The jury found McDonnell and his wife, Maureen, guilty in September of accepting more than $165,000 in loans and gifts — including a Rolex watch and designer clothing — in exchange for promoting a nutritional supplement marketed as a miracle cure by Star Scientific Inc. The company’s former CEO, Jonnie Williams, testified under immunity as the prosecution’s star witness.
McDonnell testified in his own defense during the six-week trial, acknowledging he accepted Williams’ largesse but claiming he did nothing for him in return other than routine political courtesies.
Maureen McDonnell, who did not testify, will be sentenced Feb. 20 on eight corruption counts.
The case prompted the General Assembly to tighten state ethics laws and some Virginia elected officials have voluntarily limited the value of gifts they will accept.

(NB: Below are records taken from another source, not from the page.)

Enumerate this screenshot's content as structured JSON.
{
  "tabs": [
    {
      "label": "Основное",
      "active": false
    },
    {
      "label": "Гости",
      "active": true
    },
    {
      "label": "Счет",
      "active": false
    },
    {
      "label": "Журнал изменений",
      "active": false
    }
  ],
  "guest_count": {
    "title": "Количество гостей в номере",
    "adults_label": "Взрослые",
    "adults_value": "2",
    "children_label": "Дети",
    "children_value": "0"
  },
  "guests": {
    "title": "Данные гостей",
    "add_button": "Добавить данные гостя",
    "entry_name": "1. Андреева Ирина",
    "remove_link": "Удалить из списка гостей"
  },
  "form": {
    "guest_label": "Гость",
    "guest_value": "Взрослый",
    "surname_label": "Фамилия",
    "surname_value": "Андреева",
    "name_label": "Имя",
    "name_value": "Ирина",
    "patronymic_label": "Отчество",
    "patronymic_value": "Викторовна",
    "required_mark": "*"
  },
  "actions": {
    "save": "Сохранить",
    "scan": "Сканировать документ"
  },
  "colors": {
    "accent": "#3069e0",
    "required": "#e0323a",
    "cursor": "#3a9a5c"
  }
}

McDonnell, 60, was once considered a possible running mate for Mitt Romney. He delivered the 2010 Republican response to the State of the Union Address and became chairman of the Republican Governors Association in 2011. He was indicted 10 days after leaving office.
At trial, the McDonnells’ defense strategy depended in large part on convincing the jury that their marriage was so strained they could not have conspired to squeeze bribes out of Williams. They arrived at and left the courthouse separately every day and rarely even glanced at each other as they sat separated by lawyers at the defense table.
McDonnell and other witnesses testified about the first lady’s erratic behavior, suggesting she was largely responsible for the cozy relationship that developed between the couple and Williams. They said she was prone to such angry outbursts that the Executive Mansion staff threatened a mass resignation. One acknowledged calling Maureen McDonnell “a nutbag.”
Prosecutors countered the broken marriage defense by showing the jury photos of the McDonnells holding hands as recently as at pretrial hearings.
Defense attorneys also claimed Maureen McDonnell developed a “crush” on Williams, and several witnesses described her relationship with the wealthy vitamin executive as inappropriate and flirtatious. But nobody suggested the relationship was physical, and Williams testified that his dealings with the McDonnells were all business.